Of NBC's 418 hours from Turin, no prime-time hours are more important than the ladies' free program. "I want the best possible skating with the most possible drama," Michaels told SI.com on Wednesday when asked for his ideal broadcast. "We want maximum drama, maximum on-the-edge-of-your-seat stuff, and whatever unfolds, unfolds. Here is this gigantic event: Did we capture its essence?"
The "gigantic" event could not come at a better time for the network. Television executives and their communication departments have a knack for spinning ratings with the pizzazz of Paul Oakenfold and Fatboy Slim, but I don't need to tell you the television story of these Games because every newspaper in North America has already done so:
RATINGS OFF, EBERSOL SEES UPSIDE, the Chicago Tribune reported on Feb. 20.
'IDOL' TAKES 3-0 LEAD ON OLYMPICS, the Dallas Morning News' Web site declared earlier Wednesday.
Through the first 11 days of the Olympics, NBC was averaging a 12.3 rating for the Games, down 32.4 percent from the same point in Salt Lake City and down 25 percent from Nagano, according to the Sports Business Daily.

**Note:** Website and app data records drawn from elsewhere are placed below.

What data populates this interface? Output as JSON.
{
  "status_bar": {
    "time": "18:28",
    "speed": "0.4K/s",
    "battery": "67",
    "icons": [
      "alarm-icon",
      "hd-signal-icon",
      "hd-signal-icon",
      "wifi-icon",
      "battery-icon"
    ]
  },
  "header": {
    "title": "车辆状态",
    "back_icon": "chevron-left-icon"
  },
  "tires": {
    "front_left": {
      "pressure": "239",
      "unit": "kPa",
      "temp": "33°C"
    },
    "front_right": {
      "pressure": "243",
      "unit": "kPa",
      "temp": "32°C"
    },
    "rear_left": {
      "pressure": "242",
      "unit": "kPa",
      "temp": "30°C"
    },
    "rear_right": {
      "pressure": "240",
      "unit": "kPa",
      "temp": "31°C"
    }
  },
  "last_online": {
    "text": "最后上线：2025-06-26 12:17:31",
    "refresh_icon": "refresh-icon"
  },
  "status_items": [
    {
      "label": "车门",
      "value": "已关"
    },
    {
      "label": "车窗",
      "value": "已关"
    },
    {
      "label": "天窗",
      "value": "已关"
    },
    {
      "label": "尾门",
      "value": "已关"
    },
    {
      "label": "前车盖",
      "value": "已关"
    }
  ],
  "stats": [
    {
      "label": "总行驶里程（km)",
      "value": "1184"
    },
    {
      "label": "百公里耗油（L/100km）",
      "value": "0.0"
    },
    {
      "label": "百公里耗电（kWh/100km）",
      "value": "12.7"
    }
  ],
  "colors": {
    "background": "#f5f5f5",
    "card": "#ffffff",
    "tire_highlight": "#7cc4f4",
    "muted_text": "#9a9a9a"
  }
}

Much has been written about counter programming to the Games by NBC's competitors, and the sad and simple fact is we live in a nation in which Ryan Seacrest is more popular than aerialist Ryan St. Onge.
"Our competitors have very, very, very strong programming," NBC Universal Sports & Olympics Chair Dick Ebersol said on a conference call earlier this week. And it's only the beginning. If you think the other guys lined up killer programming against the Turin Games, well, just wait for Beijing. Don't be surprised if ABC orders up 13 episodes of Snowboardcross with the Stars.
Of course, Olympic figure skating has remained immune to all counter-programming. In Salt Lake City, the ladies' final propelled NBC to its best Thursday-night Nielsen rating in four years. More than 79 million people watched at least part of the telecast, which featured Sarah Hughes upsetting Slutskaya and Michelle Kwan for the gold. The final Nielsen rating that night (26.8) was a monster. Why does figure skating work as a television sport?
"Because you can see their faces," Michaels says. "It's beautiful, and there's instant tension. It's four-and-half minutes, and everybody's lifetime is in front of them. You watch a downhill run, it may last a minute and a half, and you can't see their face. It's exciting, but figure skating has body language and performance."
If Michaels, the younger brother of sportscaster Al Michaels, is nervous about Thursday night, he's not showing it.
"This may sound crazy, but I can't think of a more comfortable zone than when I am directing and doing my producing job at a big event like this," he says. "The pressure I feel is our own pressure. I care about the ratings, but as long as it's programmed properly, we'll deliver the programming."